Check every line of the entries for the string "subtitle" and return the ones that contain it.

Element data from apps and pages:
%%

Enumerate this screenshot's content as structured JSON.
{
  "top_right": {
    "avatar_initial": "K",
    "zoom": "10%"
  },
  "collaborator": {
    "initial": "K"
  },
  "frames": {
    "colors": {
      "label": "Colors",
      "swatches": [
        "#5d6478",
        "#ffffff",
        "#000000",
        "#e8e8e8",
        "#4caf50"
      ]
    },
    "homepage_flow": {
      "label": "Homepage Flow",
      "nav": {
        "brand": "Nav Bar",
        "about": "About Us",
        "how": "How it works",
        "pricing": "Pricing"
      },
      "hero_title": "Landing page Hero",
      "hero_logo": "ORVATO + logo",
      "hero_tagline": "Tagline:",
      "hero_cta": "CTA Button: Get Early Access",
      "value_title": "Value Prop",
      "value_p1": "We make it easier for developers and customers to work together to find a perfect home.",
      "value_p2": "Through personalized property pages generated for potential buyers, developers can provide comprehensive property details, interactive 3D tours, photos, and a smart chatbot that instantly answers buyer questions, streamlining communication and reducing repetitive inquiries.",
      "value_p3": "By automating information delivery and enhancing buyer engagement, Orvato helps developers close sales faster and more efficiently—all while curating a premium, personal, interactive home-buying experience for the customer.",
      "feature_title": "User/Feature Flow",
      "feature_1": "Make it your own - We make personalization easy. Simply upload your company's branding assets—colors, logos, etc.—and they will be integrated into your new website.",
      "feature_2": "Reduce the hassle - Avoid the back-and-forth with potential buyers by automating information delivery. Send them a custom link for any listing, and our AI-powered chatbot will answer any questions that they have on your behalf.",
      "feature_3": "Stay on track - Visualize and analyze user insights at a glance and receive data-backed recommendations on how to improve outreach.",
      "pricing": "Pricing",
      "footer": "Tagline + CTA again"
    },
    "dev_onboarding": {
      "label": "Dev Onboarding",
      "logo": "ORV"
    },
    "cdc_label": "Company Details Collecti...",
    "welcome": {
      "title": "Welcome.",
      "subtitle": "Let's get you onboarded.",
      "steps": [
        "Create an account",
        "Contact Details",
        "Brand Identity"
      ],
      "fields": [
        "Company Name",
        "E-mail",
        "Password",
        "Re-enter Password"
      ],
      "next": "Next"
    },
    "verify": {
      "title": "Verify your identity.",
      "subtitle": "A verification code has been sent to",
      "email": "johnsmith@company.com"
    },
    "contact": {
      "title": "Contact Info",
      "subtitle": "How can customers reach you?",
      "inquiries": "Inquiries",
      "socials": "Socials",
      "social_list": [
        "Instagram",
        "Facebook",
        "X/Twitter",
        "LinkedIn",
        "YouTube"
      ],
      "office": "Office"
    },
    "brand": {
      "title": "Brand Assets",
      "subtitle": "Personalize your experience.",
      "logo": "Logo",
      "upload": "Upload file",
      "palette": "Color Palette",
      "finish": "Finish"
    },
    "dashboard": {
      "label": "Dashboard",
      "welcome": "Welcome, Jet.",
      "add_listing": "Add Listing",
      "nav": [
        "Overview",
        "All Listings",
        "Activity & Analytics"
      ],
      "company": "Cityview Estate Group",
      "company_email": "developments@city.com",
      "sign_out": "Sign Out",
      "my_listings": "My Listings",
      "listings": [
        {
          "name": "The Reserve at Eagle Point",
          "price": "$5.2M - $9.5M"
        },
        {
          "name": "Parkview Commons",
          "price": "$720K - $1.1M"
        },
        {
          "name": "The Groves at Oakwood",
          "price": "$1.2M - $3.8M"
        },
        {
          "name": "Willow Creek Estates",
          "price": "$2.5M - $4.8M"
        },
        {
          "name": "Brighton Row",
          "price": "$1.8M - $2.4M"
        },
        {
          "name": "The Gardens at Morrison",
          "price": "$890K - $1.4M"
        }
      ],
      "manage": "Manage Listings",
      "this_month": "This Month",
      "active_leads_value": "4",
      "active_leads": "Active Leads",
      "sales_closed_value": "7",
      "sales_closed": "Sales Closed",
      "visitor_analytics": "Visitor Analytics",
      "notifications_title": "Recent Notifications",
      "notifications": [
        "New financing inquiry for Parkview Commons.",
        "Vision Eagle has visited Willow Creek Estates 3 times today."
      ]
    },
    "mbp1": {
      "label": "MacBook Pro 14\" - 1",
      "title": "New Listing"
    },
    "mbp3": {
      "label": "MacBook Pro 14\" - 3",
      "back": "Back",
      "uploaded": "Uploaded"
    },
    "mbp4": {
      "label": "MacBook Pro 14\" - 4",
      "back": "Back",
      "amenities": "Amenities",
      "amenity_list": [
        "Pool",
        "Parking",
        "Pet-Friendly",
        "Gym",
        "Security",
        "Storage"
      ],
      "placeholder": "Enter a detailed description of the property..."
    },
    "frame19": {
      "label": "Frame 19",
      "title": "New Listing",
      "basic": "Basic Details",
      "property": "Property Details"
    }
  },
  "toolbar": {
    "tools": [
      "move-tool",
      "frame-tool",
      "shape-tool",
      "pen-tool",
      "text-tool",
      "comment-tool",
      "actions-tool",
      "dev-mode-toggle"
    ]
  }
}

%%

Output of the task ▸
      "subtitle": "Let's get you onboarded.",
      "subtitle": "A verification code has been sent to",
      "subtitle": "How can customers reach you?",
      "subtitle": "Personalize your experience.",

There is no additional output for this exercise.